In a sampling of U.S. adults tested for SARS-CoV-2, symptoms often associated with SARS-CoV-2 infection were common; 65.9% of respondents whose SARS-CoV-2 test results were positive reported symptoms lasting >4 weeks compared with 42.9% of those whose test results were negative. More persons who received positive test results (76.2%) reported persistence (>4 weeks) of at least one initially occurring symptom compared with those whose test results were negative (69.6%).
These findings can aid efforts to address post-COVID conditions and messaging on potential benefits of vaccination. Long-term symptoms often associated with COVID-19 (post-COVID conditions or long COVID) are an emerging public health concern that is not well understood.
Compared with respondents who received a negative test result, those who received a positive test result reported a significantly higher prevalence of any long-term symptom (65.9% versus 42.9%), fatigue (22.5% versus 12.0%), change in sense of smell or taste (17.3% versus 1.7%), shortness of breath (15.5% versus 5.2%), cough (14.5% versus 4.9%), headache (13.8% versus 9.9%) and persistence (>4 weeks) of at least one initially occurring symptom (76.2% versus 69.6%).
Compared with respondents who received a negative test result, a larger proportion of those who received a positive test result reported believing that receiving a COVID-19 vaccine made their long-term symptoms better (28.7% versus 15.7%). Efforts to address post-COVID conditions should include helping healthcare professionals recognize the most common post-COVID conditions and optimize care for patients with persisting symptoms, including messaging on potential benefits of COVID-19 vaccination.
Prevalence of post-COVID conditions has been reported among persons who have had COVID-19 with differences possibly related to different study populations, case definitions and data sources.
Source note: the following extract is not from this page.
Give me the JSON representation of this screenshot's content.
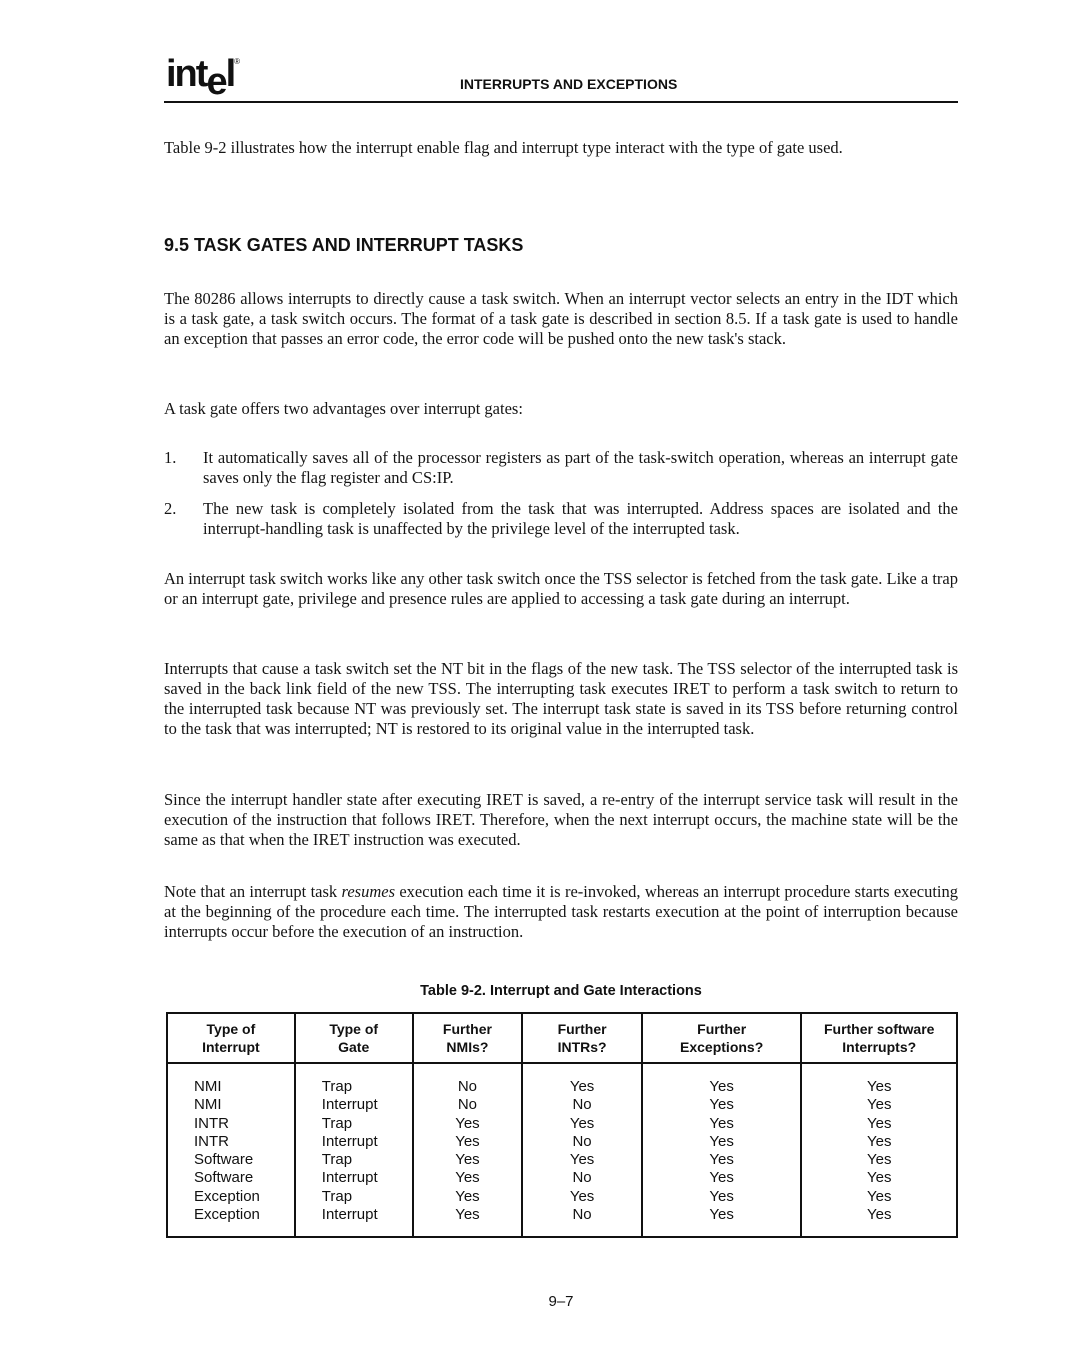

Few studies of post-COVID conditions have comparisons with the general population of adults with negative test results for SARS-CoV-2, the virus that causes COVID-19, limiting ability to assess background symptom prevalence The Centers for Disease Control and Prevention (CDC) found the prevalence of long-term symptoms often associated with SARS-CoV-2 infection was higher among respondents in the sample of adults reviewed who ever received a positive test result than among those who always received a negative test result, and symptoms in these persons tended to persist for >4 weeks.
Previous studies have found that non-hospitalized persons with SARS-CoV-2 infection have higher prevalence of some long-term symptoms or conditions than non-hospitalized persons with negative SARS-CoV-2 test results.. Similarly, in this investigation, more respondents who received a positive test result (65.9%) than those who received a negative test result (42.9%) experienced any long-term symptoms, and approximately one half of these symptoms were more likely to be reported among those who received a positive test result.